People often believe that terrorism is the weapon of the weak.
In other words, terrorism is practiced by marginalized groups that cannot influence government’s policies through legitimate means. However, developments on the violent far right since the victory of Donald Trump, , present a different reality.
The attack at , as well as the sending of are just the latest examples of the consistent increase in the violence on the margins of the political camp currently controlling all branches of government. Because these acts were perpetrated by individuals with clear political agendas, I’d call them terrorism.
While neither of these men were part of a named terrorist organisation, and the synagogue shooting is being investigated as a hate crime, I’d argue that they are part of a virtual community that supported their political worldview.
It reveals that in 2017 the United States experienced a 70 percent increase in violent attacks perpetrated in the name of far-right ideology.
Could a victory at the ballot box actually facilitate violence? Examples from other countries indicate that this may not be such a rare phenomenon.
Both groups were engaged in a campaign of violence against Palestinian civilians in the West Bank in order to undermine any policies designed to promote conciliation between the two sides.
Similarly, the electoral successes of European far-right parties in recent years, especially in local elections, were followed by increasing activity of related violent far-right groups and movements.
How can these trends can be explained? A research project which I’m currently conducting with two of my Ph.D. students at the University of Massachusetts Lowell tests three possible explanations.
Potential perpetrators of violence may assume that the new political regime that they perceive to be supportive of their views will be more tolerant of politically motivated violence or illegal acts. These expectations are not without some basis.
Similarly, studies focusing on the rise of , and white supremacy groups in the American South, further confirmed that political officials are more reluctant to operate against groups that are located on their side of the political spectrum.
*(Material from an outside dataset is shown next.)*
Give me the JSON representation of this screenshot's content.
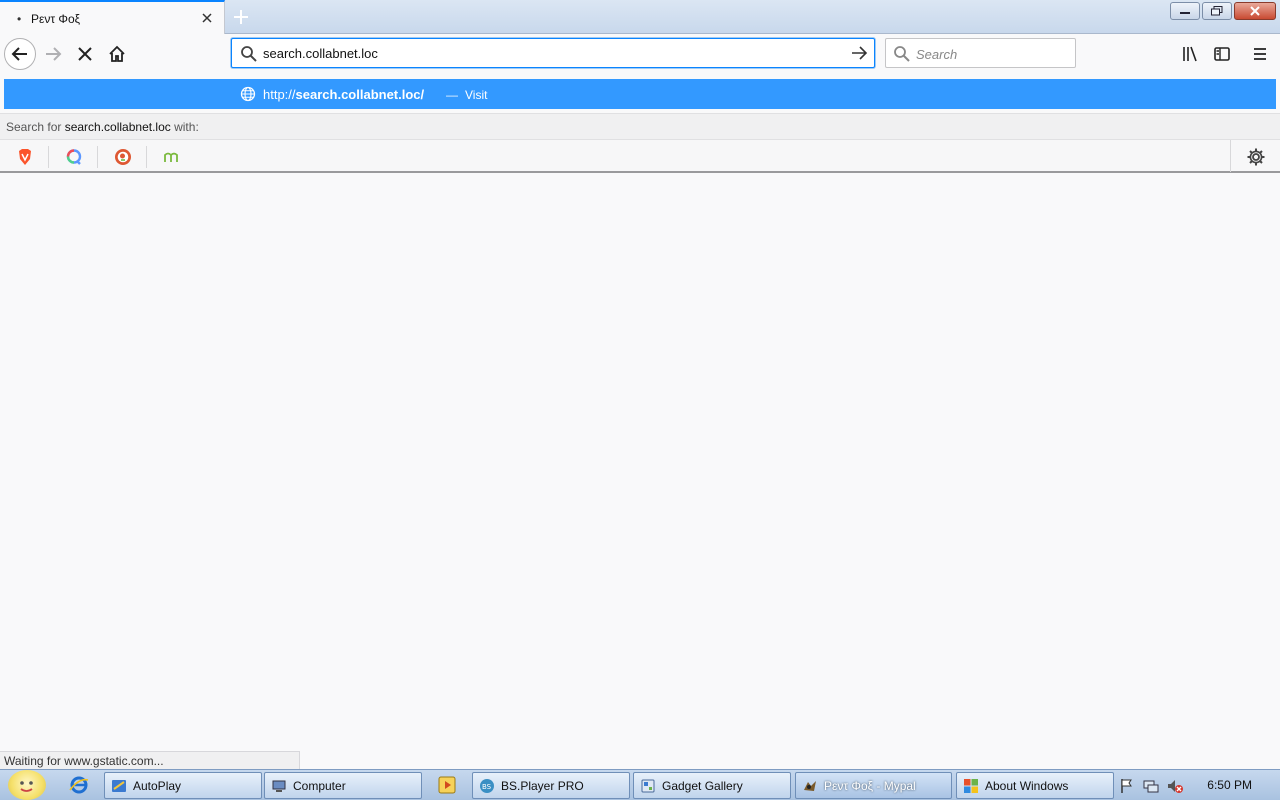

In the context of the US., individuals and groups that adhere to far-right ideology may interpret signals from government official as acceptance of their actions – or, at least, a sign that they can expect more lenient treatment from law enforcement.
Another example is Trump’s reluctance to single out and criticise far-right groups and activities. His attitude was manifested after white supremacists marched in Charlottesville with Confederate battle flags, anti-Semitic placards and torches – activities Trump seemed loath to condemn.
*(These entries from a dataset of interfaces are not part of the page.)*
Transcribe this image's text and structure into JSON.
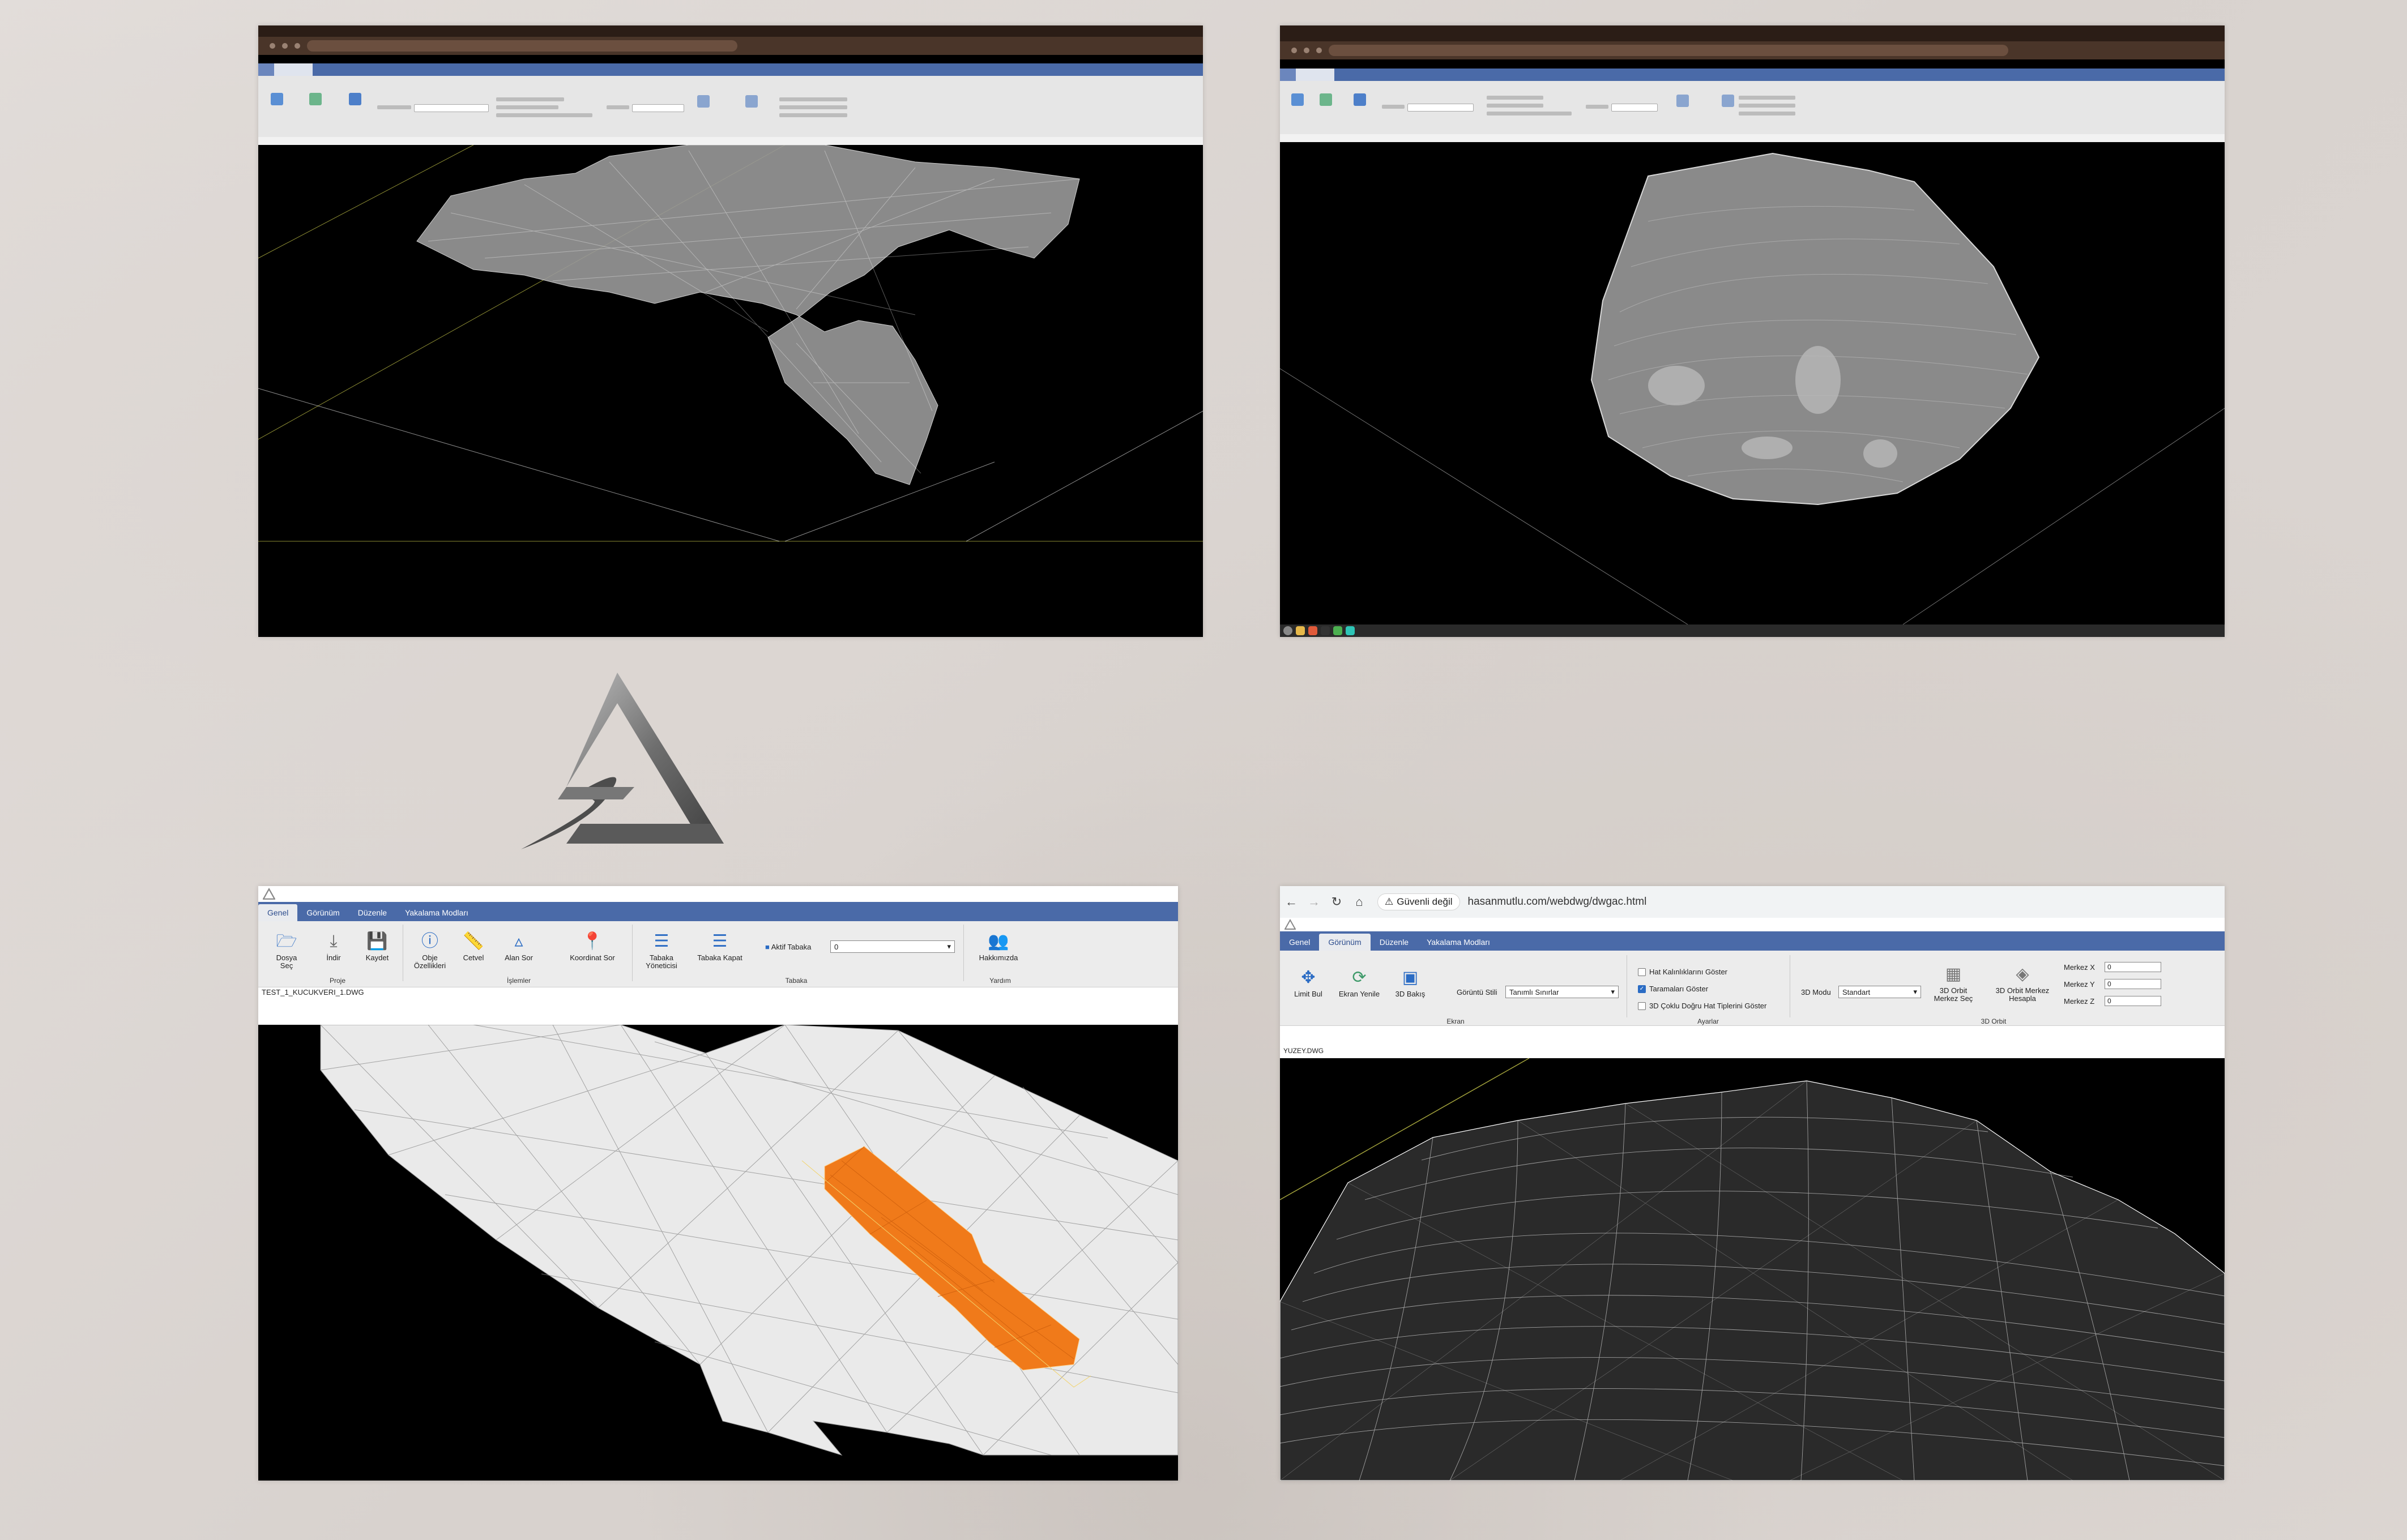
{
  "logo": {
    "name": "brand-logo"
  },
  "colors": {
    "ribbon_tab_bar": "#4a6aa8",
    "mesh_orange": "#f07a1a",
    "viewport_bg": "#000000",
    "ribbon_bg": "#ececec"
  },
  "panel_bottom_left": {
    "ribbon_tabs": [
      "Genel",
      "Görünüm",
      "Düzenle",
      "Yakalama Modları"
    ],
    "active_tab": "Genel",
    "tools": {
      "dosya_sec": "Dosya Seç",
      "indir": "İndir",
      "kaydet": "Kaydet",
      "obje_ozellikleri": "Obje Özellikleri",
      "cetvel": "Cetvel",
      "alan_sor": "Alan Sor",
      "koordinat_sor": "Koordinat Sor",
      "tabaka_yoneticisi": "Tabaka Yöneticisi",
      "tabaka_kapat": "Tabaka Kapat",
      "aktif_tabaka_label": "Aktif Tabaka",
      "aktif_tabaka_value": "0",
      "hakkimizda": "Hakkımızda"
    },
    "groups": {
      "proje": "Proje",
      "islemler": "İşlemler",
      "tabaka": "Tabaka",
      "yardim": "Yardım"
    },
    "file_name": "TEST_1_KUCUKVERI_1.DWG"
  },
  "panel_bottom_right": {
    "warning": "Güvenli değil",
    "url": "hasanmutlu.com/webdwg/dwgac.html",
    "ribbon_tabs": [
      "Genel",
      "Görünüm",
      "Düzenle",
      "Yakalama Modları"
    ],
    "active_tab": "Görünüm",
    "tools": {
      "limit_bul": "Limit Bul",
      "ekran_yenile": "Ekran Yenile",
      "3d_bakis": "3D Bakış",
      "gorunum_stili_label": "Görüntü Stili",
      "gorunum_stili_value": "Tanımlı Sınırlar",
      "hat_kalinliklari": "Hat Kalınlıklarını Göster",
      "taramalari_goster": "Taramaları Göster",
      "3d_coklu_dogru": "3D Çoklu Doğru Hat Tiplerini Göster",
      "3d_modu_label": "3D Modu",
      "3d_modu_value": "Standart",
      "3d_orbit_merkez_sec": "3D Orbit Merkez Seç",
      "3d_orbit_merkez_hesapla": "3D Orbit Merkez Hesapla",
      "merkez_x_label": "Merkez X",
      "merkez_y_label": "Merkez Y",
      "merkez_z_label": "Merkez Z",
      "merkez_x": "0",
      "merkez_y": "0",
      "merkez_z": "0"
    },
    "groups": {
      "ekran": "Ekran",
      "ayarlar": "Ayarlar",
      "orbit": "3D Orbit"
    },
    "file_name": "YUZEY.DWG"
  }
}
Lastly, conspiracy theories presented by some far-right pundits about , and the President’s decision to put the word “bomb” in quotation marks when addressing such incidents in his may be read as tacit defence of such acts.
Empowered by Trump’s victory
Another possibility we are testing is that perpetrators of violence feel empowered by Trump’s electoral victory in 2016. They feel his winning the election means their actions and ideology are gaining growing public legitimacy.
In other words, they feel a sense of duty to continue to be engaged in political participation to ensure the implementation of their political ideology, as well as to attain a more visible position within the political arena.
A third explanation is based on political scientist Ted Gurr’s . Gurr’s theory is that political violence often results from a gap between constituencies’ expectations and the actual goods provided by the government.
The reasoning here would go that the election of Trump led to high expectations in the American far-right that the federal government would adopt at least some of their militant views and policy ideas. If, in the eyes of far-right activists, these expectations were not met, some of them may express their frustration via violent activities.
The difficulties of the current administration in implementing some of its immigration policies, as well as some willingness to compromise on the issue of gun legislation, may have frustrated activists who may feel the need to express their concerns via violent or illegal acts. For example, the Pittsburgh shooter felt Trump was a globalist not a nationalist, and was .
Countering the Violence
While our study is still ongoing, some initial findings can provide insights about the applicability of the above mentioned explanations.
The fact that the rise in the level of violence occurred immediately after the 2016 elections, and the relative success of the administration in delivering on many of its election promises – the travel ban, electing two justices to the Supreme Court – indicate that empowerment rather than a sense of deprivation may be responsible for the rise in the level of violence.
The fact that the violence hasn’t increased since its peak in 2017 also suggests that the root causes of the violence are related more to the election results than subsequent policy developments.
Moreover, the administration’s reluctance to delegitimise violent manifestations further enhance this sense of empowerment.
It is important to note that historical dynamics also support these insights. shows that anti-abortion violence actually tends to increase following pro-life decisions of the Supreme Court. For example, between 1989 and 1992, a series of upholding increased state supervision of abortion procedures empowered pro-life activists. Anti-abortion violence increased.
Coming back to today, the growing polarisation of the American political system and the tendency to see elections as a zero sum game encourages each of the political parties to maximise the benefits of electoral victory. That, in turn, involves disregarding norms of cooperation and consensus building. What I would argue is that this need to exploit the fruits of victory may also encourage a few supporters of the winning political camp to use violence.
(Arie Perliger is the Director of Security Studies and Professor, University of Massachusetts Lowell)
(This is an opinion piece and the views expressed above are the author’s own. The Quint neither endorses nor is responsible for the same. This article was originally published on The Conversation.)